* WHAT YOU WILL DO
What lines of the data below hold the string "value"? Copy each one out.

[Dataset items]

_____

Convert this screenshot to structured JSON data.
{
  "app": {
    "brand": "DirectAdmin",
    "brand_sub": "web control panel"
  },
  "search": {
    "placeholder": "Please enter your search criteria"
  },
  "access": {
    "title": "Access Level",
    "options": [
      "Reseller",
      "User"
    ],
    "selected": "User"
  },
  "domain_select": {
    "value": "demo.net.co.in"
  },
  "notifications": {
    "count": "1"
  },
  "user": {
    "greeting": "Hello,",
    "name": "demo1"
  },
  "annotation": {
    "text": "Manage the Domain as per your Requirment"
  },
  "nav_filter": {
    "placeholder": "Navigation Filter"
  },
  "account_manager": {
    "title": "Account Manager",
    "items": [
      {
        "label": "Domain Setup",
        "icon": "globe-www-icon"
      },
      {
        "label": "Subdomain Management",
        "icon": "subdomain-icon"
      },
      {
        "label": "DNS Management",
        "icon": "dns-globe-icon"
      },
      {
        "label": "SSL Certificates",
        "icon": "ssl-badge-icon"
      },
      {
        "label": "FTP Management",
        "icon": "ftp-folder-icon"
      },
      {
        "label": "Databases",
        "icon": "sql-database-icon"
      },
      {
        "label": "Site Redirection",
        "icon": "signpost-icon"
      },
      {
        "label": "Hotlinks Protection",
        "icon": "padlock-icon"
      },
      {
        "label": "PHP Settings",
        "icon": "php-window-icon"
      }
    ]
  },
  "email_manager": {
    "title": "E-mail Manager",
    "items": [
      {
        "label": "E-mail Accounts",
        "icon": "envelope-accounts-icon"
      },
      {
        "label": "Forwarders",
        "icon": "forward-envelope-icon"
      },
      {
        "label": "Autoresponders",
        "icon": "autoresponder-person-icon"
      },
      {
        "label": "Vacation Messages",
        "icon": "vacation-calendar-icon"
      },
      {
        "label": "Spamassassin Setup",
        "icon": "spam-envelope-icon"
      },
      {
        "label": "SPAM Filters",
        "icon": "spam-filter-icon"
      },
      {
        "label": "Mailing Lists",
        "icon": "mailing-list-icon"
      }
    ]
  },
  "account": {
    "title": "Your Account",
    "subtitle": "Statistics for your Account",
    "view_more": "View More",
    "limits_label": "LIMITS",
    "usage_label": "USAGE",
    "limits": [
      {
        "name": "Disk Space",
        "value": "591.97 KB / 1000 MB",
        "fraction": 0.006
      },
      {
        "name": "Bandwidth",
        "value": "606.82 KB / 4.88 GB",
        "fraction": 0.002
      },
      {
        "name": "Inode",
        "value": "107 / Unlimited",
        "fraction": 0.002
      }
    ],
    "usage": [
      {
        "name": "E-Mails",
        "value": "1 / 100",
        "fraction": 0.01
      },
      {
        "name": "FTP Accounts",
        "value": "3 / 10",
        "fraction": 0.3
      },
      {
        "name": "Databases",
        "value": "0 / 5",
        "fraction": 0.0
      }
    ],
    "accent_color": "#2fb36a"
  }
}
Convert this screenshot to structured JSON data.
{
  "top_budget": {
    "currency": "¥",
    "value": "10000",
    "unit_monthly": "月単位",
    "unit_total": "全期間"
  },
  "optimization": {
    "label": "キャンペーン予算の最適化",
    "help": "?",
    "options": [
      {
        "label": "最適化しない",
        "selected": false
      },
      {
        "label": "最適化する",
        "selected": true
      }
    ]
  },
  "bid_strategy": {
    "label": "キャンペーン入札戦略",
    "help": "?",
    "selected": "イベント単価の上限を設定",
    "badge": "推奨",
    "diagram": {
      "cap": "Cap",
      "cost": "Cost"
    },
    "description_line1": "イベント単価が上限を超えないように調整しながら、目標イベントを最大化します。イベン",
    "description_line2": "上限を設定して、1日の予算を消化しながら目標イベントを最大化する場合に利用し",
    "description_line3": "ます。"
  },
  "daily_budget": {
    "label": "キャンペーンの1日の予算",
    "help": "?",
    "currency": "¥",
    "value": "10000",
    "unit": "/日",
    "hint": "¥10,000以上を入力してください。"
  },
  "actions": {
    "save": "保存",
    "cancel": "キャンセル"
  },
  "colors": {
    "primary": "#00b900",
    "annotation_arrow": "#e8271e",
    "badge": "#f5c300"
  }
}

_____

* RESULT FOR THIS EXERCISE
    "value": "demo.net.co.in"
        "value": "591.97 KB / 1000 MB",
        "value": "606.82 KB / 4.88 GB",
        "value": "107 / Unlimited",
        "value": "1 / 100",
        "value": "3 / 10",
        "value": "0 / 5",
    "value": "10000",
    "value": "10000",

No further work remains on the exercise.